There is a way to enjoy the lifestyle your favourite suburb provides and still get on the property market. It’s called ‘rentvesting’ – owning an investment property while renting where you live.
Property Investment Professionals of Australia’s 2020 research shows that more than 44% of first-time buyers are rentvesting.i While it’s a strategy that’s growing in popularity, for it to successfully deliver, you still need to do your research.
The first thing to consider is how comfortable you are with renting for the mid- to long-term. As a renter, you save by not paying maintenance costs as well as bills like strata fees, and perhaps council and water rates. It’s also easier to move if your needs change.
However, your home being less permanent can also be a negative. You may have to move at short notice, the rent may be expensive or go up dramatically, and you may have restrictions around decorating.
Weighing up the rentvesting option involves crunching your income and outgoing expenses numbers plus any property value increase expected over your investment timeframe.
Typical landlord expenses include insurance, maintenance, rates, loan repayments, property manager fees and vacant periods. To save yourself some nasty surprises, calculate the difference between all your outgoings and your rental and personal income. This will let you know if you can accommodate an urgent repair or an increase in your own rent.

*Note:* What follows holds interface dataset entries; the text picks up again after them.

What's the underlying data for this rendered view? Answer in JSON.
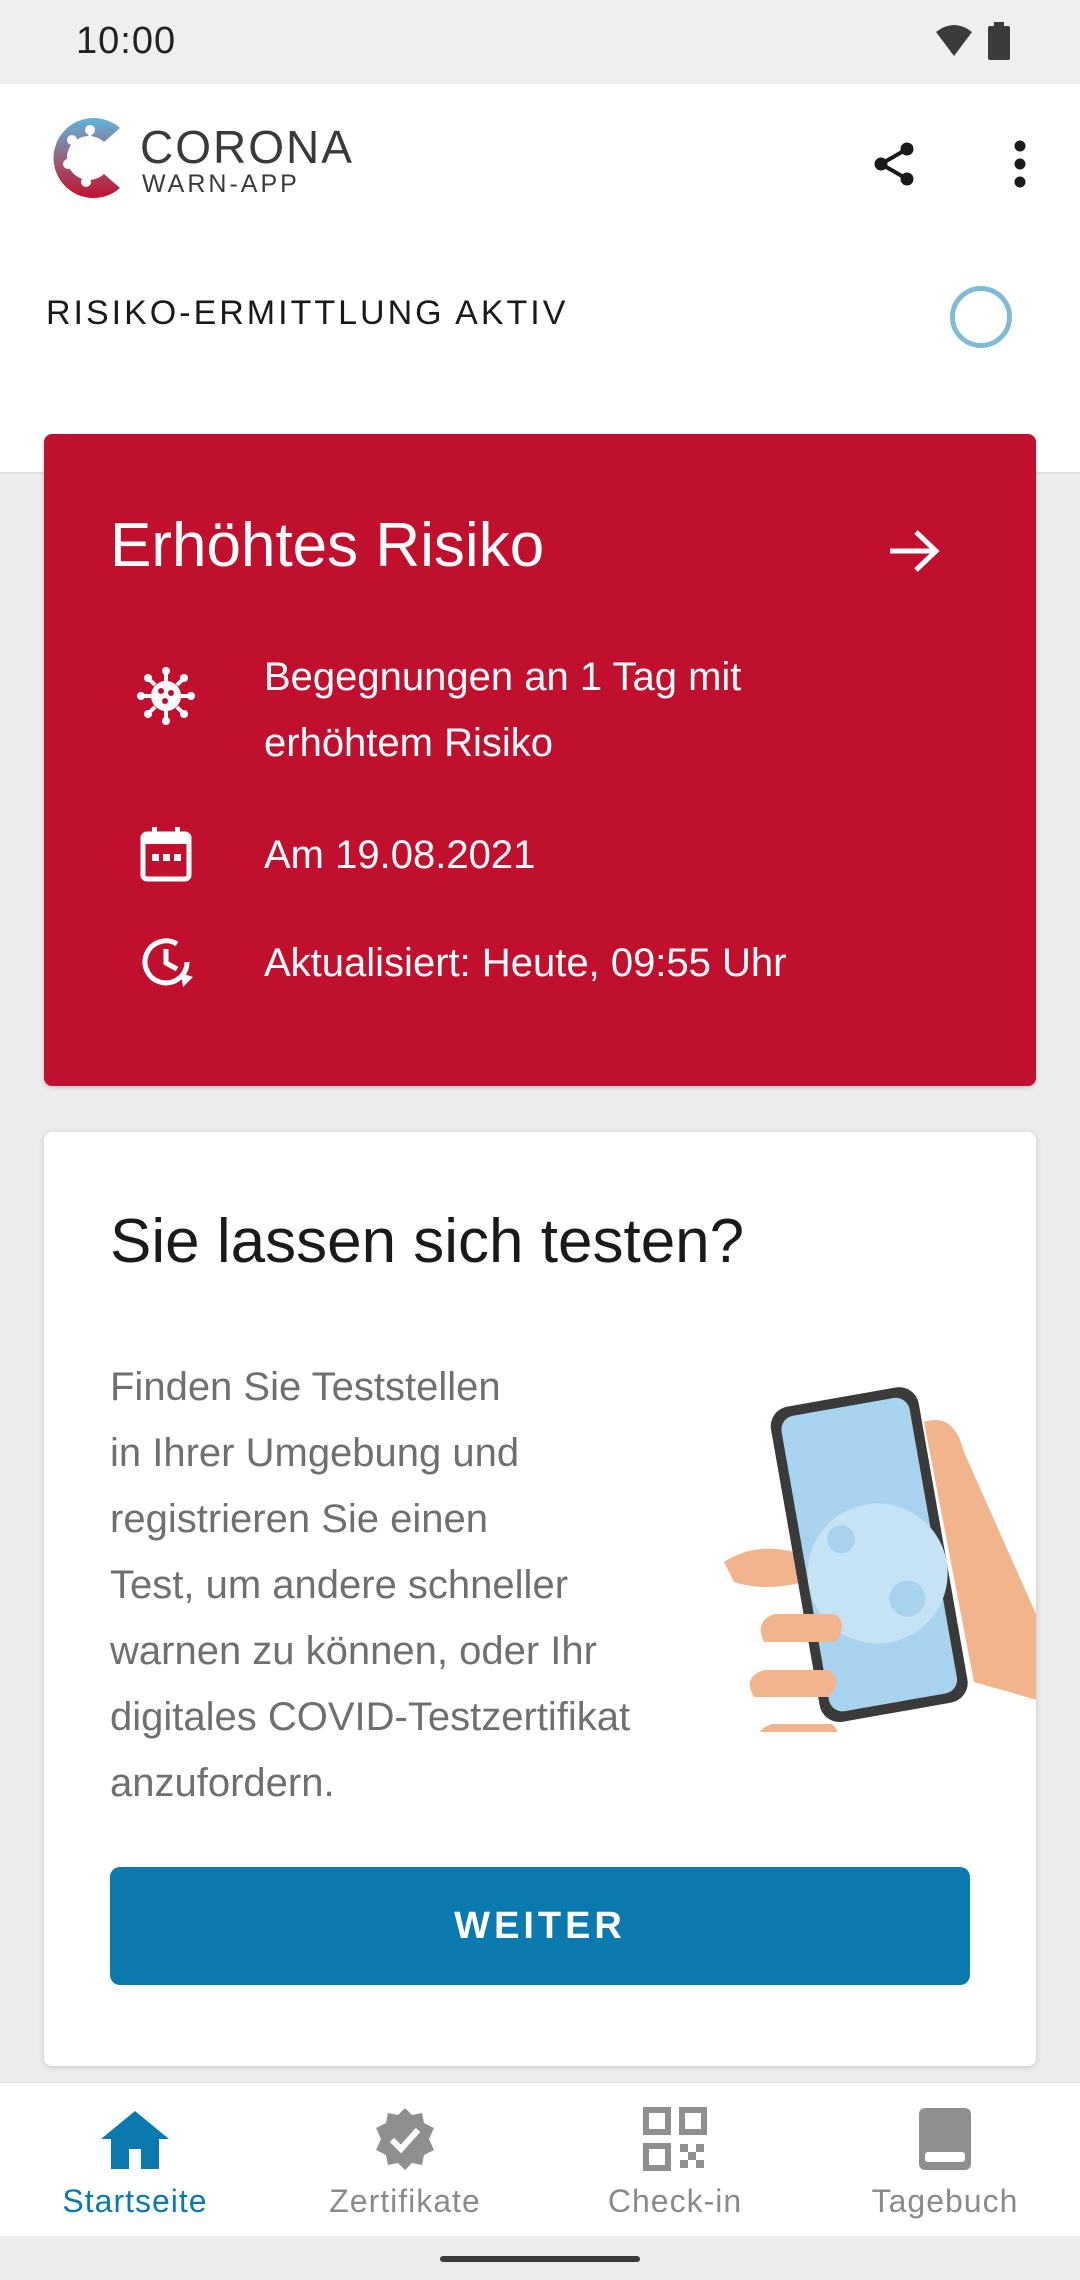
{
  "status_bar": {
    "time": "10:00"
  },
  "brand": {
    "name": "CORONA",
    "sub": "WARN-APP"
  },
  "tracing": {
    "label": "RISIKO-ERMITTLUNG AKTIV"
  },
  "risk_card": {
    "title": "Erhöhtes Risiko",
    "encounters_line1": "Begegnungen an 1 Tag mit",
    "encounters_line2": "erhöhtem Risiko",
    "date": "Am 19.08.2021",
    "updated": "Aktualisiert: Heute, 09:55 Uhr",
    "color": "#c0102e"
  },
  "test_card": {
    "title": "Sie lassen sich testen?",
    "body_lines": [
      "Finden Sie Teststellen",
      "in Ihrer Umgebung und",
      "registrieren Sie einen",
      "Test, um andere schneller",
      "warnen zu können, oder Ihr",
      "digitales COVID-Testzertifikat",
      "anzufordern."
    ],
    "button": "WEITER",
    "button_color": "#0a7aae"
  },
  "bottom_nav": {
    "items": [
      {
        "label": "Startseite",
        "icon": "home-icon",
        "active": true
      },
      {
        "label": "Zertifikate",
        "icon": "certificate-badge-icon",
        "active": false
      },
      {
        "label": "Check-in",
        "icon": "qr-code-icon",
        "active": false
      },
      {
        "label": "Tagebuch",
        "icon": "diary-book-icon",
        "active": false
      }
    ]
  }
}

Being an investor rather than first home buyer means you miss out on First Home Owner Grants. These regularly change so it’s wise to check what’s currently available and then work out if the rental income or tax savings from negative gearing a property would offset this loss. Your property is negatively geared when your rental return is less than property-related expenses. This net rental loss can then be offset against your income to reduce your taxable income and how much tax you need to pay.
It’s also important to keep in mind that the high transaction costs of buying and selling property mean a rental investment often works best when held long-term, say 10 years or more.
Not having to factor in personal lifestyle considerations means rentvesting opens up areas to buy in. Whether you’re looking in metropolitan or regional areas, choosing the location and type of property that’s right for you comes down to understanding your long-term goals as well as your finances.
If your goal is to eventually buy your own home, it’s important to focus on areas with good capital growth potential. If you plan to be a long-term renter, you should concentrate on yield – or rental income as a percentage of your property’s value.
Most people want an investment property that’s hassle-free. That means looking for low-maintenance places in areas with high rental demand. A good property manager will also simplify things for you.
Typically, investment mortgages have higher interest rates than owner-occupier ones. Even with record low interest rates, rentvestors usually need at least a 10% deposit to safely secure a loan.
Lenders will include the rent you earn when calculating your ability to service a loan. So ask the selling agent to put the estimated rent in writing so it can be added to your loan application.
Unlike an owner-occupied home, you have to pay capital gains tax (CGT) on any profit you make on the sale of an investment property. However, by holding onto your investment for more than 12 months, it is halved.
Even better news is that it may not be necessary to sell your investment property to buy a home. It might be possible to use your equity instead of a deposit.
Rentvesting can be a great way to balance the lifestyle you want today with your aspirations for the future. If you’d like to know if it is right for you, just get in touch by calling the office conveniently located in Unley on |PHONE| to make a time with a MBA FS financial adviser or our Mortgage Broker Todd Davies.
i PIPA 18 September 2020 Investor Sentiment Survey page 3. https://www.pipa.asn.au/wp-content/uploads/2020/09/PIPA_Investor-Survey-Report_2020_Sept18.pdf